Valve has announced a programme for getting schoolkids involved int the game development industry, dubbed 'Pipeline,' in the hope of getting an infusion of fresh blood into its ranks.
Valve is hoping to attract bright new talent to the company with Pipeline, its educational outreach programme.
The aim, the company has explained, is to 'establish a connection to the world of teenagers that are asking many questions about getting into the gaming industry,
' providing answers to said questions and - not-coincidentally - giving the company a handle on which bright-burning stars of the future it may want to recruit following their graduation from academia.
'There are two main reasons that Valve is creating Pipeline,
' the company explains on the programme's website
. 'The first is that we are frequently asked questions by teenagers about the videogame industry. "What is it like to work on videogames? What should I study? What colleges are best for preparing me? How do I get a job in videogames?" Pipeline will be a place where those questions can be discussed.
'The second is that Valve is running an experiment. Traditionally Valve has been a very good place for very experienced videogame developers, and not so good at teaching people straight out of school. Pipeline is an experiment to see if we can take a group of high school students with minimal work experience and train them in the skills and methods necessary to be successful at a company like Valve.
The announcement of Pipeline comes at an interesting time for the company. Former Valve hardware hacker Jeri Ellsworth, part of a surprise round of layoffs which saw the company's ranks decimated
, has been vocal in her distaste for the company's supposedly meritocratic flat-hierarchy business structure. In an interview with Jenesee
, Ellsworth claimed the company was full of 'hidden management' cliques that resulted in infighting, paranoia and the inevitable 'witchhunt' in which the company rid itself of 'troublemakers' who failed to ingratiate themselves to the truly powerful.

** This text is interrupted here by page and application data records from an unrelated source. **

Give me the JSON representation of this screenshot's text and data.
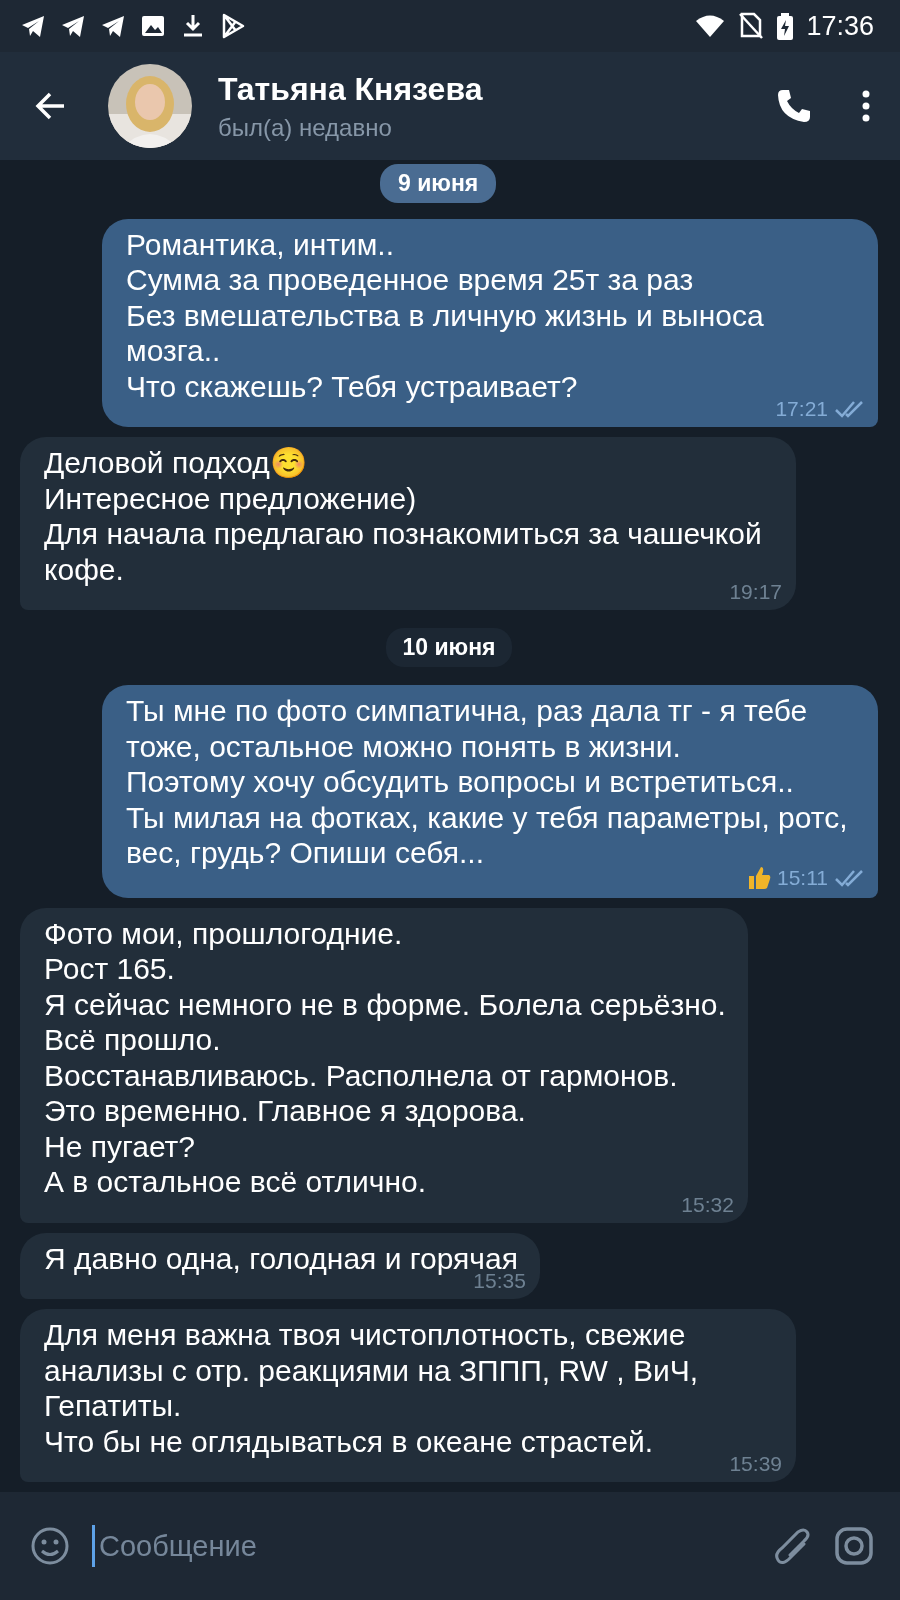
{
  "status_bar": {
    "time": "17:36"
  },
  "header": {
    "name": "Татьяна Князева",
    "status": "был(а) недавно"
  },
  "floating_date": "9 июня",
  "messages": [
    {
      "kind": "message",
      "outgoing": true,
      "text": "Романтика, интим..\nСумма за проведенное время 25т за раз\nБез вмешательства в личную жизнь и выноса мозга..\nЧто скажешь? Тебя устраивает?",
      "time": "17:21",
      "read": true
    },
    {
      "kind": "message",
      "outgoing": false,
      "text": "Деловой подход☺️\nИнтересное предложение)\nДля начала предлагаю познакомиться за чашечкой кофе.",
      "time": "19:17"
    },
    {
      "kind": "date",
      "text": "10 июня"
    },
    {
      "kind": "message",
      "outgoing": true,
      "text": "Ты мне по фото симпатична, раз дала тг - я тебе тоже, остальное можно понять в жизни.\nПоэтому хочу обсудить вопросы и встретиться..\nТы милая на фотках, какие у тебя параметры, ротс, вес, грудь? Опиши себя...",
      "time": "15:11",
      "read": true,
      "liked": true
    },
    {
      "kind": "message",
      "outgoing": false,
      "text": "Фото мои, прошлогодние.\nРост 165.\nЯ сейчас немного не в форме. Болела серьёзно.\nВсё прошло.\nВосстанавливаюсь. Располнела от гармонов.\nЭто временно. Главное я здорова.\nНе пугает?\nА в остальное всё отлично.",
      "time": "15:32"
    },
    {
      "kind": "message",
      "outgoing": false,
      "text": "Я давно одна, голодная и горячая",
      "time": "15:35"
    },
    {
      "kind": "message",
      "outgoing": false,
      "text": "Для меня важна твоя чистоплотность, свежие анализы с отр. реакциями на ЗППП, RW , ВиЧ, Гепатиты.\nЧто бы не оглядываться в океане страстей.",
      "time": "15:39"
    }
  ],
  "composer": {
    "placeholder": "Сообщение"
  }
}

With Valve's image of being a haven for developers sick of the bureaucracy of traditional software houses being tarnished in this way, the company may have to work harder to attract new talent - and Pipeline could well be prove to be a smart move for the company in that regard.